There has been an effort — ongoing in the 100 years since the blight — to create blight-resistant American chestnuts by cross-breeding with Chinese chestnuts, and the American Chestnut Foundation has had some success on that front, but it hasn’t yet achieved its goal. Powell told me he’s glad others are taking a different approach, because having the trees from both programs out there in the forest would increase the genetic diversity and the chance that American chestnuts will thrive. (Chinese chestnut trees can grow in some parts of the country, but they don’t have the cold-resistance for the American chestnut’s range, and they grow wide rather than tall, making them ill-suited for forests.) 

Powell and Maynard anticipate that getting approval from the USDA, FDA and EPA will take at least five years, and they’re spending that time trying to raise 10,000 blight-resistant chestnut seedlings. (They’re trying to raise money, too, and donations are welcome.) When the approvals are in, those 10,000 will be the American chestnut’s re-introduction into our lives.

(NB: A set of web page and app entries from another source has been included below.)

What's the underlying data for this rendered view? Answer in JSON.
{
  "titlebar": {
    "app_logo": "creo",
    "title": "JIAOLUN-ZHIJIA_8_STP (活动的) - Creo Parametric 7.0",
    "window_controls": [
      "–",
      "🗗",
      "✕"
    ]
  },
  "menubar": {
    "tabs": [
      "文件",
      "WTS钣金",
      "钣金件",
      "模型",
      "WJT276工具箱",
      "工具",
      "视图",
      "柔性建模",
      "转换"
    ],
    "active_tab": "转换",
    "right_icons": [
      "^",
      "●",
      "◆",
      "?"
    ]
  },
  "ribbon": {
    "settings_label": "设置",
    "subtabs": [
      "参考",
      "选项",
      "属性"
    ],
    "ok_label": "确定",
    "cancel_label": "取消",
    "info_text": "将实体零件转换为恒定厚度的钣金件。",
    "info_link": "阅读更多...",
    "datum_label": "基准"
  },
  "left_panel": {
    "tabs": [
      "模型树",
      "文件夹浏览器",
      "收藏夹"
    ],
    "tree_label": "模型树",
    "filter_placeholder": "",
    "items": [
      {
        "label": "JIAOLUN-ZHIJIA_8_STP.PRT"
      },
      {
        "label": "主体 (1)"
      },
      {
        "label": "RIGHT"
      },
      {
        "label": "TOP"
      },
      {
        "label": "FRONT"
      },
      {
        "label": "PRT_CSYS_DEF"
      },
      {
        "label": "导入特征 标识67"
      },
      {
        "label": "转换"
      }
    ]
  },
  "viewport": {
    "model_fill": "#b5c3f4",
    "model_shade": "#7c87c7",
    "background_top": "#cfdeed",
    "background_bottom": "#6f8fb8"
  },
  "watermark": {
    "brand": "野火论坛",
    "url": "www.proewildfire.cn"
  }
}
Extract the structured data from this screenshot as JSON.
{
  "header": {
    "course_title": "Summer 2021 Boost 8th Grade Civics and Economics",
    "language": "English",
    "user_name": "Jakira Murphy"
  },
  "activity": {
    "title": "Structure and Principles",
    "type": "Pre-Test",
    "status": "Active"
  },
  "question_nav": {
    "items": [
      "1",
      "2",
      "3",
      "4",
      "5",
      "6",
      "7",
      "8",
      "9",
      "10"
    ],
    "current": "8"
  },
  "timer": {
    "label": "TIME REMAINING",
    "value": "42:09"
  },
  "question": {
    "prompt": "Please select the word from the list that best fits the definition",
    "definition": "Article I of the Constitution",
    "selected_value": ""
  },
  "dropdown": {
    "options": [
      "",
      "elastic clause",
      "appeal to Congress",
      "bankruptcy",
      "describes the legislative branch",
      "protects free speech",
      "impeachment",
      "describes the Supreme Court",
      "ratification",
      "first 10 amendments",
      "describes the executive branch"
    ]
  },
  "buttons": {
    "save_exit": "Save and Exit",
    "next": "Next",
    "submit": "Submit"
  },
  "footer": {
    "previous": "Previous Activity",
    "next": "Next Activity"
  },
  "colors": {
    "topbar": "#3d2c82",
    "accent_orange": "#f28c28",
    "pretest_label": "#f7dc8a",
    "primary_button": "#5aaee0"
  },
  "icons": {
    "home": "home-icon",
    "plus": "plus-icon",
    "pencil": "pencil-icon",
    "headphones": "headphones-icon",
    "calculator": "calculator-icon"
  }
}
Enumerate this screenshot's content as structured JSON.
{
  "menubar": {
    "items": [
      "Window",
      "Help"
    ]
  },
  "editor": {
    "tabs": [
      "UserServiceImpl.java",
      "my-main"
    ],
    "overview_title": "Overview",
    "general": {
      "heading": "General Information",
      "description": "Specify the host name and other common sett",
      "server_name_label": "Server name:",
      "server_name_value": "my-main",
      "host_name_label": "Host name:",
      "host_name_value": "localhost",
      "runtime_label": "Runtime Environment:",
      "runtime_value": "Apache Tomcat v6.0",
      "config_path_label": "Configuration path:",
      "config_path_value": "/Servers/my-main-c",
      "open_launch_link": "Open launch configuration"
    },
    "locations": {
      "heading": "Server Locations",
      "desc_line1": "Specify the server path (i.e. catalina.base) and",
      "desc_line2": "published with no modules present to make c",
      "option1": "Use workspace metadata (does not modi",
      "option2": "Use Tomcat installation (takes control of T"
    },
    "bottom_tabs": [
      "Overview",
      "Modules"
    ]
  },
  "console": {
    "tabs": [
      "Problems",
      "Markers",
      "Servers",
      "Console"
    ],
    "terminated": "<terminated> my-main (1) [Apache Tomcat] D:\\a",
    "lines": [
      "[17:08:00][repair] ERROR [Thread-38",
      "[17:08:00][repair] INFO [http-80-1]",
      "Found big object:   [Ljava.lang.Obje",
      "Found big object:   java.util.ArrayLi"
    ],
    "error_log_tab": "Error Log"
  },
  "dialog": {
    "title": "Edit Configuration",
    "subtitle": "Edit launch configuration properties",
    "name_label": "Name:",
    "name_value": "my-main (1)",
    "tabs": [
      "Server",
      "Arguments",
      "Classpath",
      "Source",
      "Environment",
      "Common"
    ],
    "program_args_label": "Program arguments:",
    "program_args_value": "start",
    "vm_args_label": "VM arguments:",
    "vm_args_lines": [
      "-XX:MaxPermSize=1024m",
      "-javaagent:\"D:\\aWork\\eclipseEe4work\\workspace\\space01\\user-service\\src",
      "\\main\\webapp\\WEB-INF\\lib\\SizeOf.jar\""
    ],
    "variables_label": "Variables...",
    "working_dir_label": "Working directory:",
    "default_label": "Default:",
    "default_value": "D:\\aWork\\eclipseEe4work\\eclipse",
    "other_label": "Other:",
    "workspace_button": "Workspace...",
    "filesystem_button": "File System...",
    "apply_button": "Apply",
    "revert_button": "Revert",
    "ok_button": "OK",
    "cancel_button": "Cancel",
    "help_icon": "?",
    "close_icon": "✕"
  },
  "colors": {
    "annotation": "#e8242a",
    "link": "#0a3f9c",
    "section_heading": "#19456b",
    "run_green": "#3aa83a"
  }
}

Repopulating our woods — and even our yards, our commons and our courthouse lawns — with American chestnuts would put a versatile, nutritious, easily harvested food source within reach of just about everyone. For those living on the margins, it could be a very real hedge against want. For everyone, it could be a hedge against distancing ourselves from our food, which can be the first step toward a diet low in the whole foods that virtually every public health authority tells us we should eat more of.

That we no longer have to procure all our food ourselves, settler-style, is a good thing. The need to do it, day in and day out, undoubtedly put the “grim” in Pilgrim. But procuring some of that food firsthand might bring home the message of Thanksgiving, a celebration of the bounty that we eat.  It is with profound satisfaction that my husband, Kevin, and I populate our Thanksgiving table and feed our family with the oysters we grow, the venison we shoot and the fish we catch. We’ve got peppers, squash and herbs in the freezer. We’ll have pâté from our chickens’ livers and stock from our turkeys’ bones.  Pies will be made with our eggs, crusts with our lard. 

Most people don’t have the time or flexibility to hunt, gather and grow all those things, and even one or two of them can be a stretch. But almost everyone could take the kids into the woods one beautiful fall weekend to gather chestnuts. This Thanksgiving, I hope you’ll join me in congratulating the scientists who are working hard to make it possible.

Haspel farms oysters on Cape Cod and writes about food and science. On Twitter: @TamarHaspel. She will join Wednesday’s Free Range chat at noon: live.washingtonpost.com.